Last week I posed this problem:
Several commenters did a wonderful job of explaining the answer. Let me just add a few words on the issue of “How can Tuesday be relevant?”
If the Tuesday part weren’t there, the problem would be easy. With two children, there are three equally likely ways to have (at least) one boy: The children in birth order might be Boy/Boy, Boy/Girl, or Girl/Boy. That gives a 1/3 chance of Boy/Boy.
So what does “Tuesday” have to do with it? Answer: Having (at least) one Tuesday boy is a lot more likely when you’ve got two boys than when you’ve got only one. So among those moms with a Tuesday boy, the Boy/Boy moms outnumber either of the other types. The three possibilities aren’t equally likely anymore.
It might help to see a picture. To make the picture fit on this page, I assumed there are only two days in the week — Tuesday and Friday:
There are twelve ways to have at least one boy, and of those 12, there are 4 ways to have Boy/Boy. That, as we expected, is 1/3 of the sample. But now let’s focus in on the moms with a Tuesday boy. That eliminates half the moms in the second and third columns (leaving only those with red ovals around them) but eliminates only a quarter of the moms in the first column.

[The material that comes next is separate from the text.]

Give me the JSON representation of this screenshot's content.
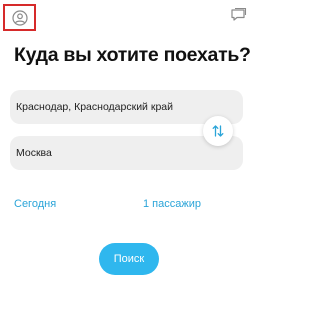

We’re left with 7 kinds of moms, 3 of which are Boy/Boy. So the probability our mom has two boys is 3/7.
With a seven-day week, you’ll have 49 rectangles in each column. The “Tuesday” condition leaves only 7 rectangles in each of the second and third columns, but leaves 13 in the first. So there are 13+7+7=27 rectangles altogether, of which 13 are Boy/Boy. The answer is 13/27.